Echo named city’s official publication

by Tom Coombe
The Ely Echo will once again serve as Ely’s official newspaper.
The only locally-owned and operated newspaper and the only one to maintain an office in Ely has been designated, for the second straight year, to be the publication in which the city prints meeting minutes, public notices and other announcements.
Tuesday’s council meeting was brief and the Echo was picked without discussion and with a unanimous vote.
The Echo was the only publication eligible to bid for the legal publishing contract, given a recent move by the Tower-based Timberjay to no longer print a separate Ely edition.
Two years ago, the council picked the Timberjay to serve as legal publication, in a move that generated controversy and several weeks of debate.
The Echo increased its publishing rates this year, in bids that were due in late-January.
After slashing its bid for meeting minutes to $1.94 per column inch in 2020, the Echo raised the rate to $3.50 this year, but publisher Nick Wognum told council members the price remains more than 70 percent below the publication’s regular rate for legal advertising.
For display advertising, the city will pay $7 per column inch this year.
The Echo, which has been in existence since 1974, owns a downtown building and has maintained an office presence in Ely’s business district since its inception.
Wognum cited the Echo’s local roots in his pitch to the city, saying “We’re proud to call Ely our home. It’s where we live, pay taxes, send our kids to school and volunteer to make our community a better place to live.”
The decision related to legal publishing came at a council session that lasted less than an hour, as members breezed through a light agenda.
In other business, the council:
• Approved plans to hold department head performance reviews in March.
• Authorized police chief Chad Houde to attend a state police chiefs’ conference in October.
• Approved the use of Semers Park for The Wolf, a bike race previously known as the Heck Epic, allowing participants to spend the night at the city-owned park provided that COVID protocols are followed.
• Proceeded with plans to seek bids for the Hidden Valley mountain bike trail construction, with bid opening slated for later this month.
• Approved the WolfTrack Classic’s request that the recycling area be closed on Sunday, Feb. 21, to ensure the safety of dog teams and volunteers involved in the annual sled dog event, which has start and finish areas at the softball complex next to the recycling area.

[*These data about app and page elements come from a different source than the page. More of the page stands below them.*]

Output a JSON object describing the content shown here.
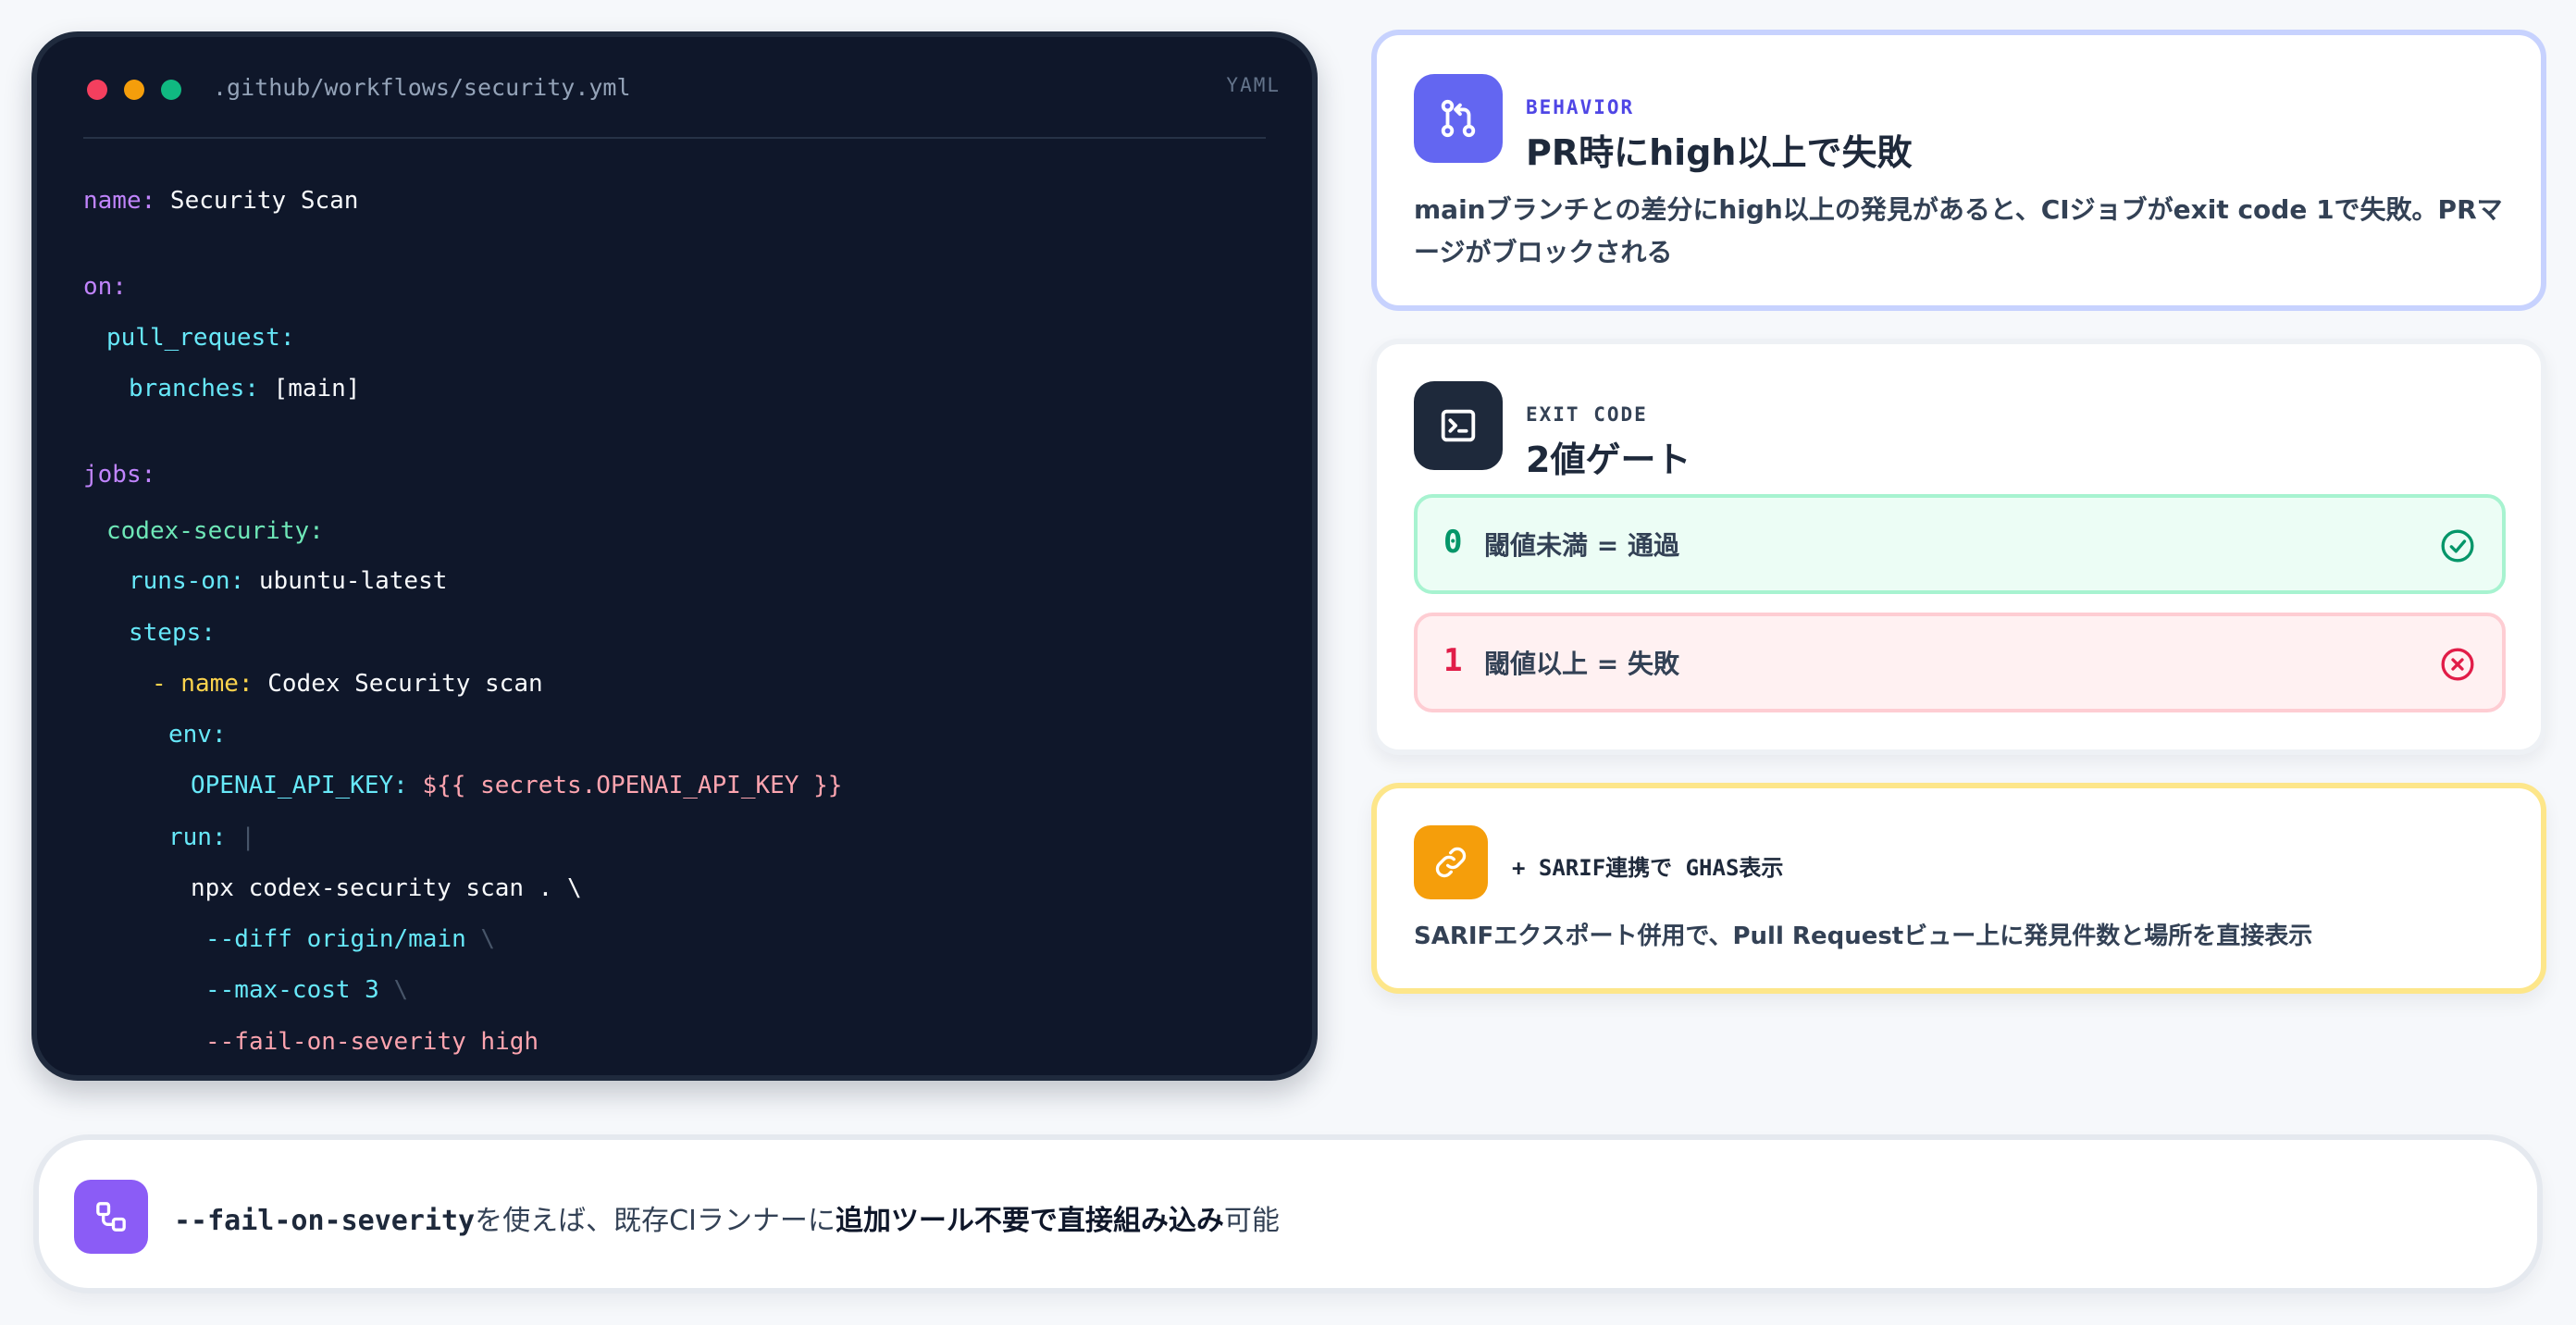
{
  "editor": {
    "filename": ".github/workflows/security.yml",
    "language": "YAML",
    "lines": [
      {
        "key": "name:",
        "value": " Security Scan"
      },
      {
        "key": "on:",
        "value": ""
      },
      {
        "key": "pull_request:",
        "value": ""
      },
      {
        "key": "branches:",
        "value": " [main]"
      },
      {
        "key": "jobs:",
        "value": ""
      },
      {
        "key": "codex-security:",
        "value": ""
      },
      {
        "key": "runs-on:",
        "value": " ubuntu-latest"
      },
      {
        "key": "steps:",
        "value": ""
      },
      {
        "key": "- name:",
        "value": " Codex Security scan"
      },
      {
        "key": "env:",
        "value": ""
      },
      {
        "key": "OPENAI_API_KEY:",
        "value": " ${{ secrets.OPENAI_API_KEY }}"
      },
      {
        "key": "run:",
        "value": " |"
      },
      {
        "key": "",
        "value": "npx codex-security scan . \\"
      },
      {
        "key": "--diff origin/main",
        "value": " \\"
      },
      {
        "key": "--max-cost 3",
        "value": " \\"
      },
      {
        "key": "--fail-on-severity high",
        "value": ""
      }
    ]
  },
  "behavior": {
    "eyebrow": "BEHAVIOR",
    "title": "PR時にhigh以上で失敗",
    "description": "mainブランチとの差分にhigh以上の発見があると、CIジョブがexit code 1で失敗。PRマージがブロックされる",
    "icon": "git-pull-request-icon",
    "accent": "#6366f1"
  },
  "exit_code": {
    "eyebrow": "EXIT CODE",
    "title": "2値ゲート",
    "icon": "terminal-icon",
    "rows": [
      {
        "code": "0",
        "label": "閾値未満 = 通過",
        "status": "pass",
        "color": "#059669"
      },
      {
        "code": "1",
        "label": "閾値以上 = 失敗",
        "status": "fail",
        "color": "#e11d48"
      }
    ]
  },
  "sarif": {
    "title": "+ SARIF連携で GHAS表示",
    "description": "SARIFエクスポート併用で、Pull Requestビュー上に発見件数と場所を直接表示",
    "icon": "link-icon",
    "accent": "#f59e0b"
  },
  "footer": {
    "flag": "--fail-on-severity",
    "text_1": "を使えば、既存CIランナーに",
    "emphasis": "追加ツール不要で直接組み込み",
    "text_2": "可能",
    "icon": "workflow-icon"
  }
}
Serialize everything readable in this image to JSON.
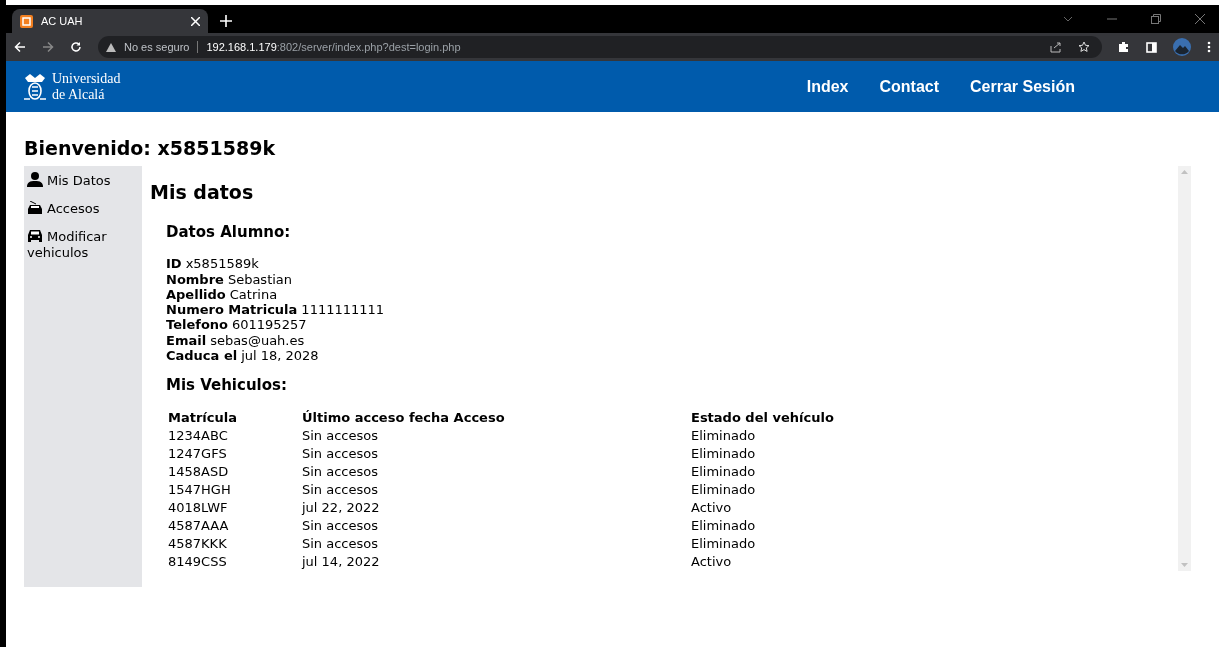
{
  "browser": {
    "tab_title": "AC UAH",
    "security": "No es seguro",
    "url_host": "192.168.1.179",
    "url_rest": ":802/server/index.php?dest=login.php"
  },
  "header": {
    "logo_line_1": "Universidad",
    "logo_line_2": "de Alcalá",
    "nav": [
      {
        "label": "Index"
      },
      {
        "label": "Contact"
      },
      {
        "label": "Cerrar Sesión"
      }
    ]
  },
  "welcome": "Bienvenido: x5851589k",
  "sidebar": {
    "items": [
      {
        "label": "Mis Datos",
        "kind": "user"
      },
      {
        "label": "Accesos",
        "kind": "access"
      },
      {
        "label": "Modificar vehiculos",
        "kind": "car"
      }
    ]
  },
  "main": {
    "title": "Mis datos",
    "student_heading": "Datos Alumno:",
    "fields": [
      {
        "label": "ID",
        "value": "x5851589k"
      },
      {
        "label": "Nombre",
        "value": "Sebastian"
      },
      {
        "label": "Apellido",
        "value": "Catrina"
      },
      {
        "label": "Numero Matricula",
        "value": "1111111111"
      },
      {
        "label": "Telefono",
        "value": "601195257"
      },
      {
        "label": "Email",
        "value": "sebas@uah.es"
      },
      {
        "label": "Caduca el",
        "value": "jul 18, 2028"
      }
    ],
    "vehicles_heading": "Mis Vehiculos:",
    "table": {
      "columns": [
        "Matrícula",
        "Último acceso fecha Acceso",
        "Estado del vehículo"
      ],
      "rows": [
        [
          "1234ABC",
          "Sin accesos",
          "Eliminado"
        ],
        [
          "1247GFS",
          "Sin accesos",
          "Eliminado"
        ],
        [
          "1458ASD",
          "Sin accesos",
          "Eliminado"
        ],
        [
          "1547HGH",
          "Sin accesos",
          "Eliminado"
        ],
        [
          "4018LWF",
          "jul 22, 2022",
          "Activo"
        ],
        [
          "4587AAA",
          "Sin accesos",
          "Eliminado"
        ],
        [
          "4587KKK",
          "Sin accesos",
          "Eliminado"
        ],
        [
          "8149CSS",
          "jul 14, 2022",
          "Activo"
        ]
      ]
    }
  }
}
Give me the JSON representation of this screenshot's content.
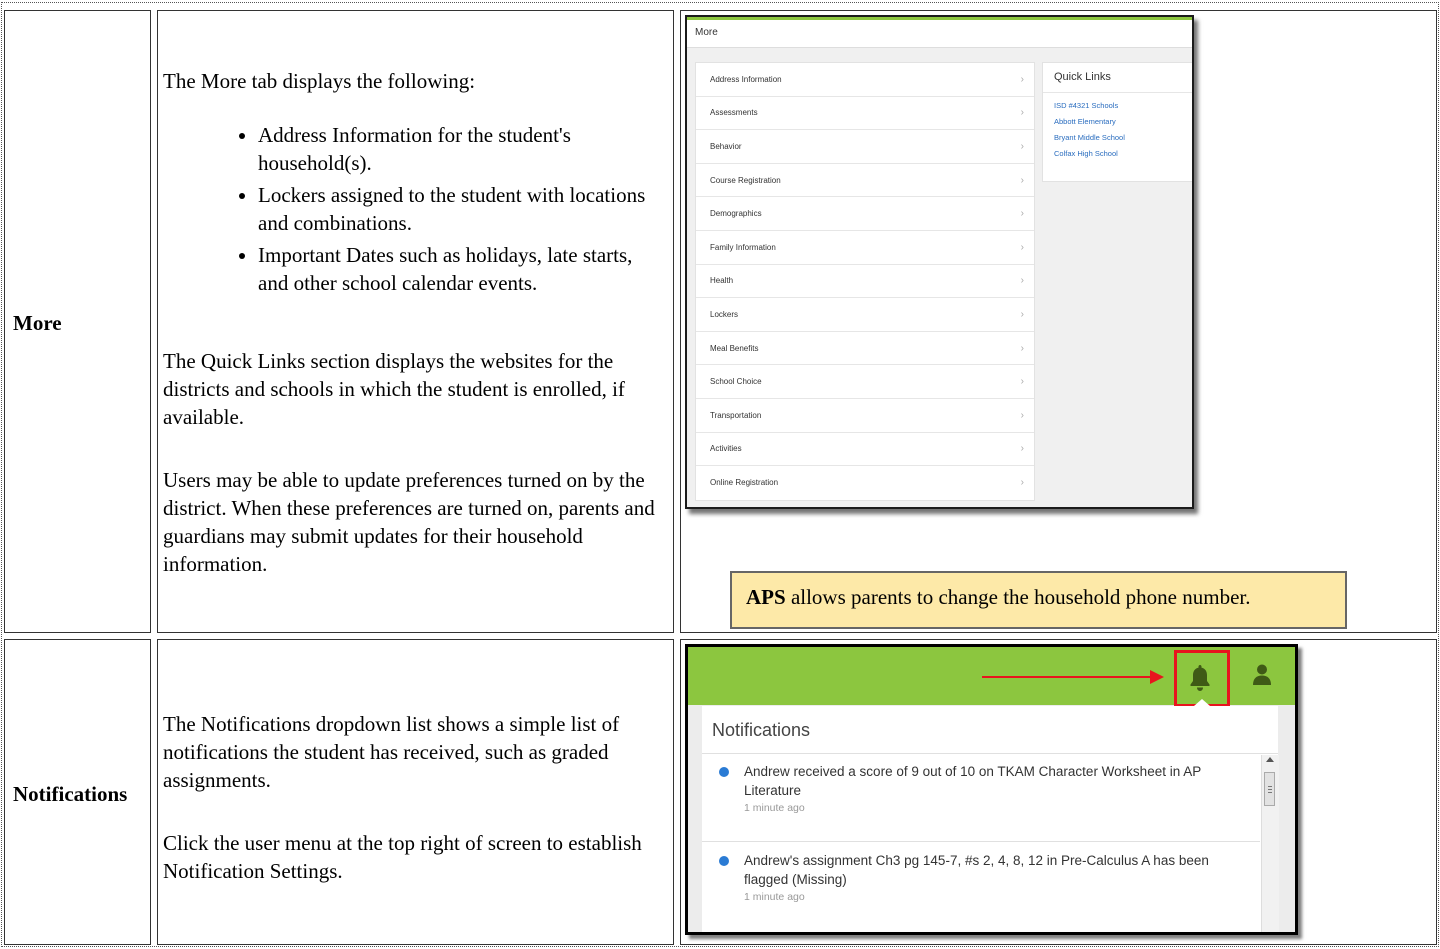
{
  "rows": [
    {
      "label": "More",
      "intro": "The More tab displays the following:",
      "bullets": [
        "Address Information for the student's household(s).",
        "Lockers assigned to the student with locations and combinations.",
        "Important Dates such as holidays, late starts, and other school calendar events."
      ],
      "para2": "The Quick Links section displays the websites for the districts and schools in which the student is enrolled, if available.",
      "para3": "Users may be able to update preferences turned on by the district. When these preferences are turned on, parents and guardians may submit updates for their household information."
    },
    {
      "label": "Notifications",
      "para1": "The Notifications dropdown list shows a simple list of notifications the student has received, such as graded assignments.",
      "para2": "Click the user menu at the top right of screen to establish Notification Settings."
    }
  ],
  "more_screen": {
    "header": "More",
    "menu_items": [
      "Address Information",
      "Assessments",
      "Behavior",
      "Course Registration",
      "Demographics",
      "Family Information",
      "Health",
      "Lockers",
      "Meal Benefits",
      "School Choice",
      "Transportation",
      "Activities",
      "Online Registration"
    ],
    "chevron": "›",
    "quick_links_title": "Quick Links",
    "quick_links": [
      "ISD #4321 Schools",
      "Abbott Elementary",
      "Bryant Middle School",
      "Colfax High School"
    ]
  },
  "note": {
    "bold": "APS",
    "rest": " allows parents to change the household phone number."
  },
  "notifications_screen": {
    "title": "Notifications",
    "items": [
      {
        "text": "Andrew received a score of 9 out of 10 on TKAM Character Worksheet in AP Literature",
        "time": "1 minute ago"
      },
      {
        "text": "Andrew's assignment Ch3 pg 145-7, #s 2, 4, 8, 12 in Pre-Calculus A has been flagged (Missing)",
        "time": "1 minute ago"
      }
    ]
  },
  "colors": {
    "green_bar": "#8cc63f",
    "highlight_red": "#e8141e",
    "note_bg": "#fde9a8",
    "link_blue": "#2a6dbf",
    "unread_dot": "#2a7bd4"
  }
}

Harold Langowski, city clerk/treasurer and operations director, said the city will work on several fronts to notify the public of the temporary closure.
• Approved the low bid of the G Men of $11,900 for the demolition of a structure at 274 North Fifth Avenue East.